To make matters worse, I was wearing a camel-coloured cardigan. If I'd have thought it through, I'd have donned a Barbour for this festive task. As it was, having been abandoned by my brother who had promised to help me fetch The Tree, defiance had forced me towards the rainy garage in a hurry, and the camel was baring the brunt of this rookie mistake.

It now stands embarrassed in the corner of my room, drowning in scientifically tied bows and carefully arranged fairy lights, which continue to wink at me long into the night. I realise now that I have unintentionally turned my innocent Christmas tree into a "fashion tree".

It wasn't meant to be this way. I searched high and low for multi-coloured baubles because I wanted a tacky, scrappy tree but no, impatience gripped me before I had a chance to find them. Suddenly I found myself in John Lewis's haberdashery section, picking out VV Rouleaux ribbons in various hues, as if that's what I do every year.

This, however, is the first year I've had the inclination to decorate my home in keeping with tradition. My previous miserly stance toward decoration was that everything I put up I would at some point have to take down and, frankly, that would be too much effort. I wonder when it got to that? As a child I used to virtually hyperventilate at the prospect of picking up the tree from the local garden centre with my dad and taking it home to drench it in baubles. It was beyond exciting.

And at school when we used to fashion shoddy-looking paper-chains from faded coloured sugar paper, it seemed not only to be an extremely important task, but also the highlight of the academic calendar. Will there be snow, won't there be snow? Will Father Christmas/Dad eat the mince pie we left out?

This year I'm trying to rediscover that fervour I once had for the festive period. I started by watching Home Alone – which was just as amazing as I remembered – I've bought rings made of holly, too many branches of mistletoe and I've even tried to stand around sipping mulled wine and hot cider, both of which tasted entirely unreasonable.

Maybe the issue I have is that there is only a certain amount of Christmas cheer I can muster every year, and most of that is used up on bellowing "Merry Christmas!!!" There is one saving grace, however, one activity that always fills me with cheer: shopping.

Yesterday I popped in to Bath to track down a variety of gifts for a variety of family members. I managed to buy five in total, one for mum, one for my brother, one for my dad and two for myself. Although this is an appalling result, it's a trap I always fall into.

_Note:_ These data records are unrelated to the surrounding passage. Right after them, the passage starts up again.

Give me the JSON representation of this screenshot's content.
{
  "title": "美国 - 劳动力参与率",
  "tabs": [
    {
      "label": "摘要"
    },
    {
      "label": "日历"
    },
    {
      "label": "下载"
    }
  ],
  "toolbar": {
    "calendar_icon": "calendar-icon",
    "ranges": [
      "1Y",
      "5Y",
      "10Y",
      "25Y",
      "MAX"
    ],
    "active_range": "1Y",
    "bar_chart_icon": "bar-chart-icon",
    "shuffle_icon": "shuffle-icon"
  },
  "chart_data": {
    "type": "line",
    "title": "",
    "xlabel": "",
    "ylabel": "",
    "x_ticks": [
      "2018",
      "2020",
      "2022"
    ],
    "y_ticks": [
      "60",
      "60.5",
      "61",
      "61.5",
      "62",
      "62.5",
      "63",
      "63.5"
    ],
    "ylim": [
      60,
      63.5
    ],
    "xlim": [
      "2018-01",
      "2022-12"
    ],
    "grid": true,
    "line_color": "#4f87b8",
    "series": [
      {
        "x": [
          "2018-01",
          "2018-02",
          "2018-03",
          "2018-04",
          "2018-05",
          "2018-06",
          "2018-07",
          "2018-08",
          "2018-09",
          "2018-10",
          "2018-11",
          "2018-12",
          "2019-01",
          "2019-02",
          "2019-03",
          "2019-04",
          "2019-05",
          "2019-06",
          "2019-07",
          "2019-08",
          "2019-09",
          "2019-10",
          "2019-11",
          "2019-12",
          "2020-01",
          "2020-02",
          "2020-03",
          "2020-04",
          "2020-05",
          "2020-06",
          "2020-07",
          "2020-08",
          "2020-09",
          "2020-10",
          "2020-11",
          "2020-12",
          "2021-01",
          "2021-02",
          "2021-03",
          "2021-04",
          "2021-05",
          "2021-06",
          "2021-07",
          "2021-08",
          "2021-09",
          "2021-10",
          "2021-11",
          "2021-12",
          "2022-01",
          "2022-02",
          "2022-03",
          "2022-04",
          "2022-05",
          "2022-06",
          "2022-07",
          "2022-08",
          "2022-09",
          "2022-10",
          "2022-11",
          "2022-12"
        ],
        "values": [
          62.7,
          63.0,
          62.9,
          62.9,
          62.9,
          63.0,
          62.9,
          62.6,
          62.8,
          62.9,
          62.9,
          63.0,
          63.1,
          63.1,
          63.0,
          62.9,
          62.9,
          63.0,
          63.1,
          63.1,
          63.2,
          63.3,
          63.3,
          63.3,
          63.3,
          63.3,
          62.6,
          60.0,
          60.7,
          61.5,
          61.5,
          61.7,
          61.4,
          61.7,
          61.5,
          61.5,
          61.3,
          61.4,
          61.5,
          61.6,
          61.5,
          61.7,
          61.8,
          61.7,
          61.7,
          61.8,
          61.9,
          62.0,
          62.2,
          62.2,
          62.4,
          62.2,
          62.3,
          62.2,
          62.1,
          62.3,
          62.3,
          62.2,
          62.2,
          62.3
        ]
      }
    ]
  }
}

I have an issue with purchasing things, I can't peruse items for other people without spying something for myself. Often I'll try and safeguard myself from this fact by sticking solely to shops or departments I know I have no interest in: kitchenware, menswear, gardening tools.

Even then though, even when I'm knee-deep in other people's interests, I am quite capable of convincing myself I need a hand trowel. This has to stop. Perhaps I'll do the rest of my Christmas shopping over the internet because then if I can't actually pick the items up and bond with them, I won't want them. First stop:

Monday, 7 December 2009

Friday, 4 December 2009